So I had been working there for minutes, and the phone rang. I saw the little red light blinking and the manager yelled across the store, “Answer the phone.” By a process of elimination, I figured out to push the red blinking light and pick up the handset.
And as I raised the earpiece to my head, I realized I didn’t even know the name of the store!
I did a frantic visual scan around for something with the name of the store. And there on the wall was a name spelled out in a font that looked like tree branches as I opened my mouth.
“Hello, Smith Hardware. How can I help you?”
The guy at the other end of the phone goes nuts and starts screaming at me.

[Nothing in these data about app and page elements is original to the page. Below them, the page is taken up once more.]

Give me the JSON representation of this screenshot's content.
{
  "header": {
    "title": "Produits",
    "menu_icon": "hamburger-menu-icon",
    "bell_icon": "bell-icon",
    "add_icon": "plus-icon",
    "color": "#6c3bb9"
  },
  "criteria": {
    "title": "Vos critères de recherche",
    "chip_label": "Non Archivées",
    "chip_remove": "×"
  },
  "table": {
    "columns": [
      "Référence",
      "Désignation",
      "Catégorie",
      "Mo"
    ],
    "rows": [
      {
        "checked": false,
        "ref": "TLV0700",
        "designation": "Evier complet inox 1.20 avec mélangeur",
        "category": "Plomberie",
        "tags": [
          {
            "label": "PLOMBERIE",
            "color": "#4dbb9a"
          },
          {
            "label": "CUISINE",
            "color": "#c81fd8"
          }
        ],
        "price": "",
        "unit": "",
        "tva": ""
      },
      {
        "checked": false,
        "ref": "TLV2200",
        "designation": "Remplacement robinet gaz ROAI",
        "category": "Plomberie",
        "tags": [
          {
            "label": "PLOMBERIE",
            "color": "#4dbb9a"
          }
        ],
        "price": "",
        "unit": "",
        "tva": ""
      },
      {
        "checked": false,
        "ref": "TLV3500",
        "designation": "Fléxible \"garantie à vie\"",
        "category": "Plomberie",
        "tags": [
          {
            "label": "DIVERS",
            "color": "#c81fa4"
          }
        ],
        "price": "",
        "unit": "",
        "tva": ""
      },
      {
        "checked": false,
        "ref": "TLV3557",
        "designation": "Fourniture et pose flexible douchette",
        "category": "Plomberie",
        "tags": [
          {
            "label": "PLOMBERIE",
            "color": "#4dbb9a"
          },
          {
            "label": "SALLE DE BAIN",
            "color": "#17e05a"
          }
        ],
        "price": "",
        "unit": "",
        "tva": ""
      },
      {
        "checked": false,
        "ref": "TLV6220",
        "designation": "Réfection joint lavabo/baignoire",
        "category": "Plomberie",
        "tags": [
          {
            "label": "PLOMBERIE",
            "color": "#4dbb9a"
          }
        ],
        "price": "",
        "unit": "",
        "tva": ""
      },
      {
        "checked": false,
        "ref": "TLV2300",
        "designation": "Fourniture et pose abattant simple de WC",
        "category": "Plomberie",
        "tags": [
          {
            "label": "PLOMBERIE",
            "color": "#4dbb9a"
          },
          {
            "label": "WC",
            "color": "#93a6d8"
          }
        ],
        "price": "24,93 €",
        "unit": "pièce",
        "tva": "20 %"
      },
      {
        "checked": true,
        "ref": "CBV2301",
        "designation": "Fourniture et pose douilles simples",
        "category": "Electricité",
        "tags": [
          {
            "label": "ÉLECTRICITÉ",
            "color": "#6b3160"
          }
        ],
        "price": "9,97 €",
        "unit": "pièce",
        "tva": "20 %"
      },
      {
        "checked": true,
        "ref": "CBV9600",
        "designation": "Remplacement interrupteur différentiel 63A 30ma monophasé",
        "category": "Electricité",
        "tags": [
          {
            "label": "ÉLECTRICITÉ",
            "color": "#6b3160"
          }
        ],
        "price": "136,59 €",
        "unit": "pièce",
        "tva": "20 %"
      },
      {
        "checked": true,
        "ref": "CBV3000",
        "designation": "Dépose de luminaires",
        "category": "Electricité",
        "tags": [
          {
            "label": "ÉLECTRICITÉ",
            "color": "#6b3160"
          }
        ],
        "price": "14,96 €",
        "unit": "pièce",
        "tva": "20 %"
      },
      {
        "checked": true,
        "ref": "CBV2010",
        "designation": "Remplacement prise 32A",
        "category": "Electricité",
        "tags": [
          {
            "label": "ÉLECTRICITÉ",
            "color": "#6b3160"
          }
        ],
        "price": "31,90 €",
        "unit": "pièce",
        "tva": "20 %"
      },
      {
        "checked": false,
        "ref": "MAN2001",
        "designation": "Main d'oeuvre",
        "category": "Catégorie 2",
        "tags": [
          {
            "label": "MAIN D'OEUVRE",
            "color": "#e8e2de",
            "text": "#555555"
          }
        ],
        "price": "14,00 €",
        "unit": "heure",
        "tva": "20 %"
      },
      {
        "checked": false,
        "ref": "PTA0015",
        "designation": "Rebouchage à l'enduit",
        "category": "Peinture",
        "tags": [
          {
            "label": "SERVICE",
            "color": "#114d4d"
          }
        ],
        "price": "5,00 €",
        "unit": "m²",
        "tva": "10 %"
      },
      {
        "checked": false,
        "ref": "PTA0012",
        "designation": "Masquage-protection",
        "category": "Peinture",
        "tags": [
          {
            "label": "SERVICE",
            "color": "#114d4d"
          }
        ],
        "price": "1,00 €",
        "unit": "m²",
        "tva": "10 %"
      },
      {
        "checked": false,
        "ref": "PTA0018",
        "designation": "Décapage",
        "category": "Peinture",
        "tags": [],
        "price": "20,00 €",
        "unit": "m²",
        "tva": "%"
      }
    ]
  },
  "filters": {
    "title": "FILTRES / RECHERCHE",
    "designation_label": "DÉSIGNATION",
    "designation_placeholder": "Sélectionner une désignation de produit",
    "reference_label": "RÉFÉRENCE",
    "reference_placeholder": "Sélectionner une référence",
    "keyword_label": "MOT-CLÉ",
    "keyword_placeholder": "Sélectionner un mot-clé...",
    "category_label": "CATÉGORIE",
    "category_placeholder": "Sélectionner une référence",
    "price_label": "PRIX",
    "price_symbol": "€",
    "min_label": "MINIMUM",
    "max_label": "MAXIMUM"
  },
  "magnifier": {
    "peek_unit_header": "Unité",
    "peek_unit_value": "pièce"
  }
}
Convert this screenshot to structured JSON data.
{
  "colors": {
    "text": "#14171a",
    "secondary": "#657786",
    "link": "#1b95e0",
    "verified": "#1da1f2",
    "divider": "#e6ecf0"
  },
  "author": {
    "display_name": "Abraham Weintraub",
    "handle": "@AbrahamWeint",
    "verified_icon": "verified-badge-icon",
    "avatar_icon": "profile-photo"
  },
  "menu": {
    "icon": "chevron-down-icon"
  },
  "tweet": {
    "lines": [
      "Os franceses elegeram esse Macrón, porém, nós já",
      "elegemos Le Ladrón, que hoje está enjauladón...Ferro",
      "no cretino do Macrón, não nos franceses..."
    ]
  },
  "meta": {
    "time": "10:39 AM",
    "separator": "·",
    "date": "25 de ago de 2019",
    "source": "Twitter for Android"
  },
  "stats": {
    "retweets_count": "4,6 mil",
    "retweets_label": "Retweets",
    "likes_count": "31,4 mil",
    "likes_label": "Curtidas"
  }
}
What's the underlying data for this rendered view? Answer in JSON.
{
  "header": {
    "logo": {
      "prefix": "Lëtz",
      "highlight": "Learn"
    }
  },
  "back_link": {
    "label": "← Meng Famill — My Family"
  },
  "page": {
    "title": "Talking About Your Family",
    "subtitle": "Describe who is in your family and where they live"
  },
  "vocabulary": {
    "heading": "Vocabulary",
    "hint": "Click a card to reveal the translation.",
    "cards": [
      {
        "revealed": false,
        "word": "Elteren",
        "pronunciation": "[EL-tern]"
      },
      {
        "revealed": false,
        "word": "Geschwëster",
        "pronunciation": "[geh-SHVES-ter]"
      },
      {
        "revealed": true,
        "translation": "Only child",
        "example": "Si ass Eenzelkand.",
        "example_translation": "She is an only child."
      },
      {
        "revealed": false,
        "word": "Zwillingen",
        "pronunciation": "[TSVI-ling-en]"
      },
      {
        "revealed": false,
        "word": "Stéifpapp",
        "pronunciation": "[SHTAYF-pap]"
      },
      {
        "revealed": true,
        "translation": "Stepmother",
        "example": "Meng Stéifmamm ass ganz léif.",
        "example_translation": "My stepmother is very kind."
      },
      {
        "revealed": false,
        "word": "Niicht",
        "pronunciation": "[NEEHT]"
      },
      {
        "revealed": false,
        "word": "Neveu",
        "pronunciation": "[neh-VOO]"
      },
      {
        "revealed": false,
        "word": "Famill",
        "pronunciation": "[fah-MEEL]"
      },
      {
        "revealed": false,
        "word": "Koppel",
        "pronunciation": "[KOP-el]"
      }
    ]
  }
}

“WHO IS THIS?”
I told him my name.
“IS THAT HOW YOU ANSWER THE PHONE? HOW LONG HAVE YOU WORKED THERE?! ”
“Honestly, sir, five minutes.”
“GET ME THE MANAGER N-O-WWWWWWWWWWW !!!!!!!”
Well, the caller on the other end was the owner of the company. Rightly so, was furious that I didn’t answer the phone the way he wanted it answered.
While they had determined they needed to hire someone, no one took the time to train me on how to answer the phone. Come to find out, no such training existed.
They had been winging it all this time.
After all their marketing investments to drive traffic to the store, there were no procedures in place for the customer experience.
They hired me and just turned me loose.
In business, there are two conversion steps. The first is getting them to give you a call, click your website, come to your location, or reach out to you to make that connection.
That’s the purpose of your marketing. But marketing isn’t responsible for turning them into a client or patient, it’s just to get them to take that first step.
The 2nd conversion happens through your systems, scripting, traffic flow, your team, etc. That’s what turns a prospect into a paying client.
By skipping that 2nd step, it’s the type of mistake businesses make that no amount of marketing is going to fix.